====== ENTRIES PROVIDED

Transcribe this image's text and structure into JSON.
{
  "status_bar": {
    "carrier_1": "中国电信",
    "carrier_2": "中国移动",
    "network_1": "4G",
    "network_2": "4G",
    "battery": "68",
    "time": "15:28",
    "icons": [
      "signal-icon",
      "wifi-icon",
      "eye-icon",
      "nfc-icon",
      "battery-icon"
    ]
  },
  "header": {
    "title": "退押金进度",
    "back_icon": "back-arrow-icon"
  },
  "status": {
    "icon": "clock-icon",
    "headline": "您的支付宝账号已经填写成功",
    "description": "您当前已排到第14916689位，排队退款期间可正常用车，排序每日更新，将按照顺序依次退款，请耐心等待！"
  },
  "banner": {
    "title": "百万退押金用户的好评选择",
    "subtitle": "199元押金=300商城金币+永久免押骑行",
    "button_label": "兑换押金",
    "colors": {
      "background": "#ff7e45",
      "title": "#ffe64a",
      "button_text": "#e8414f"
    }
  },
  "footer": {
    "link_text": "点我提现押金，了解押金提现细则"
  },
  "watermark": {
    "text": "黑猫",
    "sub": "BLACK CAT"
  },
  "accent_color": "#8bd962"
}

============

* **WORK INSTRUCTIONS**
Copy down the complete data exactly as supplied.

* **RESPONSE**
Transcribe this image's text and structure into JSON.
{
  "status_bar": {
    "carrier_1": "中国电信",
    "carrier_2": "中国移动",
    "network_1": "4G",
    "network_2": "4G",
    "battery": "68",
    "time": "15:28",
    "icons": [
      "signal-icon",
      "wifi-icon",
      "eye-icon",
      "nfc-icon",
      "battery-icon"
    ]
  },
  "header": {
    "title": "退押金进度",
    "back_icon": "back-arrow-icon"
  },
  "status": {
    "icon": "clock-icon",
    "headline": "您的支付宝账号已经填写成功",
    "description": "您当前已排到第14916689位，排队退款期间可正常用车，排序每日更新，将按照顺序依次退款，请耐心等待！"
  },
  "banner": {
    "title": "百万退押金用户的好评选择",
    "subtitle": "199元押金=300商城金币+永久免押骑行",
    "button_label": "兑换押金",
    "colors": {
      "background": "#ff7e45",
      "title": "#ffe64a",
      "button_text": "#e8414f"
    }
  },
  "footer": {
    "link_text": "点我提现押金，了解押金提现细则"
  },
  "watermark": {
    "text": "黑猫",
    "sub": "BLACK CAT"
  },
  "accent_color": "#8bd962"
}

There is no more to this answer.